Data provided section start

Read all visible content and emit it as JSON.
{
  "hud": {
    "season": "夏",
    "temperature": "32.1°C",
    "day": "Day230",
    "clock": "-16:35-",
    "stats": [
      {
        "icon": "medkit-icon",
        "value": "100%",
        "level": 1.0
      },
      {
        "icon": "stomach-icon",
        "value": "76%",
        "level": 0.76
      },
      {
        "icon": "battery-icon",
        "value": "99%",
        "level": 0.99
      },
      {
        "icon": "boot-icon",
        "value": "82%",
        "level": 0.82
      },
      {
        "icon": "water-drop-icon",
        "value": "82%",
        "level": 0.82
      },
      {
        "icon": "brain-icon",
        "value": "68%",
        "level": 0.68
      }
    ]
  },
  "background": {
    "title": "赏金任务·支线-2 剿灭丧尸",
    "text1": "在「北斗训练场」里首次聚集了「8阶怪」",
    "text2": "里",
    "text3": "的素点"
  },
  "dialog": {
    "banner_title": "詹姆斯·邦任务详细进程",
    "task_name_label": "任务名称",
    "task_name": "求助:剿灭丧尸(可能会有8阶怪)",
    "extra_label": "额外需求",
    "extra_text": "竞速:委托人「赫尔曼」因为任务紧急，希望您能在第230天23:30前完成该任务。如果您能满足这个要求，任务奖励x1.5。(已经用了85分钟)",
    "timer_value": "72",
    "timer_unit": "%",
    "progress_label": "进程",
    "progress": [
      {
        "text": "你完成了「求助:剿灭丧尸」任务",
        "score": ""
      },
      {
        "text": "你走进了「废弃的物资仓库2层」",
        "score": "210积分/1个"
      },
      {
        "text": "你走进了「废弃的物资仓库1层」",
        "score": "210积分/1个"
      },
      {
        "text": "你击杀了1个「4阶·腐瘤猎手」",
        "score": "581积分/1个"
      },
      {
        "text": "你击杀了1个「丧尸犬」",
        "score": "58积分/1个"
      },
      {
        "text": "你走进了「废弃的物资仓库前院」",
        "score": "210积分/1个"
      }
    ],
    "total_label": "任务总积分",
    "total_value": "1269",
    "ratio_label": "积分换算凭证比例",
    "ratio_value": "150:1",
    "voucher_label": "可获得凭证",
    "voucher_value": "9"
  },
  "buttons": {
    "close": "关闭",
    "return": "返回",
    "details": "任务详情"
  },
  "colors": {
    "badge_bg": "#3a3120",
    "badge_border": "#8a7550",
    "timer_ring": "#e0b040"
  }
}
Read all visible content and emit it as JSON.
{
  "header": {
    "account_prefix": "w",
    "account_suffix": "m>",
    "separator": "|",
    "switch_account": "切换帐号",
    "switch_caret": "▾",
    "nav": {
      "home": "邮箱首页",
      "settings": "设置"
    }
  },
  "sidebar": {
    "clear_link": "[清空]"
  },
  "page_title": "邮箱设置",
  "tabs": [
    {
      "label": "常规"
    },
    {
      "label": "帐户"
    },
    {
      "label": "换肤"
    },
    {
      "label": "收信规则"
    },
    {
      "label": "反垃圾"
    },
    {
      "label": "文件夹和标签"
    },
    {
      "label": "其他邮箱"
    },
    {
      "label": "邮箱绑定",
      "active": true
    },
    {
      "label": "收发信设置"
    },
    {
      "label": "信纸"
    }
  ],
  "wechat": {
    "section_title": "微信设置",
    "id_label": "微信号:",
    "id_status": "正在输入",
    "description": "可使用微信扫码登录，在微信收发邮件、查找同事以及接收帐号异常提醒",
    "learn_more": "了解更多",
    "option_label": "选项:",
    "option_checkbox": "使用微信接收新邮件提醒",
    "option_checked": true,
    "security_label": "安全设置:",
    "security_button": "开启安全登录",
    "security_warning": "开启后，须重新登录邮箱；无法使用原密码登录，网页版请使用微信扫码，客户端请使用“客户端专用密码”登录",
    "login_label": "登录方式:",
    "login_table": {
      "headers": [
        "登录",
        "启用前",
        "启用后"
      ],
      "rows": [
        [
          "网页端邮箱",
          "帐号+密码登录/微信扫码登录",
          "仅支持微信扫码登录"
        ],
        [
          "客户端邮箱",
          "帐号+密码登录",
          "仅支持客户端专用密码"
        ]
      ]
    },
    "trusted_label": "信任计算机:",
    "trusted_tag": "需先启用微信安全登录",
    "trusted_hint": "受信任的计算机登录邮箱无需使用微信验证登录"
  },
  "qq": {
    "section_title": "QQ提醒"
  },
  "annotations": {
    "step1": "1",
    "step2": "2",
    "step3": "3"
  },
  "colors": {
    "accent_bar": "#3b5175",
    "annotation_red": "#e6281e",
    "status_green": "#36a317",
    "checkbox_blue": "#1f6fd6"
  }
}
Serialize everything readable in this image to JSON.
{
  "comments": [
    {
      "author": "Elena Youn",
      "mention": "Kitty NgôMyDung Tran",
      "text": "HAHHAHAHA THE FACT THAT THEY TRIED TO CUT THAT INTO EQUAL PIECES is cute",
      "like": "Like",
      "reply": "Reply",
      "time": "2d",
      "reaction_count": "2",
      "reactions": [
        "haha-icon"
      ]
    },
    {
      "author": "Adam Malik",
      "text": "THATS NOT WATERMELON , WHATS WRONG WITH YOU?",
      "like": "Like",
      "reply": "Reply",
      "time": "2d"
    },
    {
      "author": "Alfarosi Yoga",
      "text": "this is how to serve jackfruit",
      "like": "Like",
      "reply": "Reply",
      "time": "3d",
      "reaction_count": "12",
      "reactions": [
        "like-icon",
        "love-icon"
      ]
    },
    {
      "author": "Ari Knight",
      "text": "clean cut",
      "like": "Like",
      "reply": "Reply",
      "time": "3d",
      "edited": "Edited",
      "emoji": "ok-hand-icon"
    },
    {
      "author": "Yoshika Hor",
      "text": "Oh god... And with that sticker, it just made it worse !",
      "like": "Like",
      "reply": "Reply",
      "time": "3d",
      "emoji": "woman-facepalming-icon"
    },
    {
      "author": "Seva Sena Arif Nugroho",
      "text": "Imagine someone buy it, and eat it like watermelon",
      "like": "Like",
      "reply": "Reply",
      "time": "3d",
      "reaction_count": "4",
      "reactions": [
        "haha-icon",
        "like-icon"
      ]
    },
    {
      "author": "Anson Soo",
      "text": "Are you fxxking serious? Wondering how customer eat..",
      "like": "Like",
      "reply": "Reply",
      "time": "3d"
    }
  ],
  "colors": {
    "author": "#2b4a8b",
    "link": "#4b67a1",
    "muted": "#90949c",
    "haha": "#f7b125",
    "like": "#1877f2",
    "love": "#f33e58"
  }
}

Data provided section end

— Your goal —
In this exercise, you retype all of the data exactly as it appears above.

— Exercise result —
Read all visible content and emit it as JSON.
{
  "hud": {
    "season": "夏",
    "temperature": "32.1°C",
    "day": "Day230",
    "clock": "-16:35-",
    "stats": [
      {
        "icon": "medkit-icon",
        "value": "100%",
        "level": 1.0
      },
      {
        "icon": "stomach-icon",
        "value": "76%",
        "level": 0.76
      },
      {
        "icon": "battery-icon",
        "value": "99%",
        "level": 0.99
      },
      {
        "icon": "boot-icon",
        "value": "82%",
        "level": 0.82
      },
      {
        "icon": "water-drop-icon",
        "value": "82%",
        "level": 0.82
      },
      {
        "icon": "brain-icon",
        "value": "68%",
        "level": 0.68
      }
    ]
  },
  "background": {
    "title": "赏金任务·支线-2 剿灭丧尸",
    "text1": "在「北斗训练场」里首次聚集了「8阶怪」",
    "text2": "里",
    "text3": "的素点"
  },
  "dialog": {
    "banner_title": "詹姆斯·邦任务详细进程",
    "task_name_label": "任务名称",
    "task_name": "求助:剿灭丧尸(可能会有8阶怪)",
    "extra_label": "额外需求",
    "extra_text": "竞速:委托人「赫尔曼」因为任务紧急，希望您能在第230天23:30前完成该任务。如果您能满足这个要求，任务奖励x1.5。(已经用了85分钟)",
    "timer_value": "72",
    "timer_unit": "%",
    "progress_label": "进程",
    "progress": [
      {
        "text": "你完成了「求助:剿灭丧尸」任务",
        "score": ""
      },
      {
        "text": "你走进了「废弃的物资仓库2层」",
        "score": "210积分/1个"
      },
      {
        "text": "你走进了「废弃的物资仓库1层」",
        "score": "210积分/1个"
      },
      {
        "text": "你击杀了1个「4阶·腐瘤猎手」",
        "score": "581积分/1个"
      },
      {
        "text": "你击杀了1个「丧尸犬」",
        "score": "58积分/1个"
      },
      {
        "text": "你走进了「废弃的物资仓库前院」",
        "score": "210积分/1个"
      }
    ],
    "total_label": "任务总积分",
    "total_value": "1269",
    "ratio_label": "积分换算凭证比例",
    "ratio_value": "150:1",
    "voucher_label": "可获得凭证",
    "voucher_value": "9"
  },
  "buttons": {
    "close": "关闭",
    "return": "返回",
    "details": "任务详情"
  },
  "colors": {
    "badge_bg": "#3a3120",
    "badge_border": "#8a7550",
    "timer_ring": "#e0b040"
  }
}
Read all visible content and emit it as JSON.
{
  "header": {
    "account_prefix": "w",
    "account_suffix": "m>",
    "separator": "|",
    "switch_account": "切换帐号",
    "switch_caret": "▾",
    "nav": {
      "home": "邮箱首页",
      "settings": "设置"
    }
  },
  "sidebar": {
    "clear_link": "[清空]"
  },
  "page_title": "邮箱设置",
  "tabs": [
    {
      "label": "常规"
    },
    {
      "label": "帐户"
    },
    {
      "label": "换肤"
    },
    {
      "label": "收信规则"
    },
    {
      "label": "反垃圾"
    },
    {
      "label": "文件夹和标签"
    },
    {
      "label": "其他邮箱"
    },
    {
      "label": "邮箱绑定",
      "active": true
    },
    {
      "label": "收发信设置"
    },
    {
      "label": "信纸"
    }
  ],
  "wechat": {
    "section_title": "微信设置",
    "id_label": "微信号:",
    "id_status": "正在输入",
    "description": "可使用微信扫码登录，在微信收发邮件、查找同事以及接收帐号异常提醒",
    "learn_more": "了解更多",
    "option_label": "选项:",
    "option_checkbox": "使用微信接收新邮件提醒",
    "option_checked": true,
    "security_label": "安全设置:",
    "security_button": "开启安全登录",
    "security_warning": "开启后，须重新登录邮箱；无法使用原密码登录，网页版请使用微信扫码，客户端请使用“客户端专用密码”登录",
    "login_label": "登录方式:",
    "login_table": {
      "headers": [
        "登录",
        "启用前",
        "启用后"
      ],
      "rows": [
        [
          "网页端邮箱",
          "帐号+密码登录/微信扫码登录",
          "仅支持微信扫码登录"
        ],
        [
          "客户端邮箱",
          "帐号+密码登录",
          "仅支持客户端专用密码"
        ]
      ]
    },
    "trusted_label": "信任计算机:",
    "trusted_tag": "需先启用微信安全登录",
    "trusted_hint": "受信任的计算机登录邮箱无需使用微信验证登录"
  },
  "qq": {
    "section_title": "QQ提醒"
  },
  "annotations": {
    "step1": "1",
    "step2": "2",
    "step3": "3"
  },
  "colors": {
    "accent_bar": "#3b5175",
    "annotation_red": "#e6281e",
    "status_green": "#36a317",
    "checkbox_blue": "#1f6fd6"
  }
}
Serialize everything readable in this image to JSON.
{
  "comments": [
    {
      "author": "Elena Youn",
      "mention": "Kitty NgôMyDung Tran",
      "text": "HAHHAHAHA THE FACT THAT THEY TRIED TO CUT THAT INTO EQUAL PIECES is cute",
      "like": "Like",
      "reply": "Reply",
      "time": "2d",
      "reaction_count": "2",
      "reactions": [
        "haha-icon"
      ]
    },
    {
      "author": "Adam Malik",
      "text": "THATS NOT WATERMELON , WHATS WRONG WITH YOU?",
      "like": "Like",
      "reply": "Reply",
      "time": "2d"
    },
    {
      "author": "Alfarosi Yoga",
      "text": "this is how to serve jackfruit",
      "like": "Like",
      "reply": "Reply",
      "time": "3d",
      "reaction_count": "12",
      "reactions": [
        "like-icon",
        "love-icon"
      ]
    },
    {
      "author": "Ari Knight",
      "text": "clean cut",
      "like": "Like",
      "reply": "Reply",
      "time": "3d",
      "edited": "Edited",
      "emoji": "ok-hand-icon"
    },
    {
      "author": "Yoshika Hor",
      "text": "Oh god... And with that sticker, it just made it worse !",
      "like": "Like",
      "reply": "Reply",
      "time": "3d",
      "emoji": "woman-facepalming-icon"
    },
    {
      "author": "Seva Sena Arif Nugroho",
      "text": "Imagine someone buy it, and eat it like watermelon",
      "like": "Like",
      "reply": "Reply",
      "time": "3d",
      "reaction_count": "4",
      "reactions": [
        "haha-icon",
        "like-icon"
      ]
    },
    {
      "author": "Anson Soo",
      "text": "Are you fxxking serious? Wondering how customer eat..",
      "like": "Like",
      "reply": "Reply",
      "time": "3d"
    }
  ],
  "colors": {
    "author": "#2b4a8b",
    "link": "#4b67a1",
    "muted": "#90949c",
    "haha": "#f7b125",
    "like": "#1877f2",
    "love": "#f33e58"
  }
}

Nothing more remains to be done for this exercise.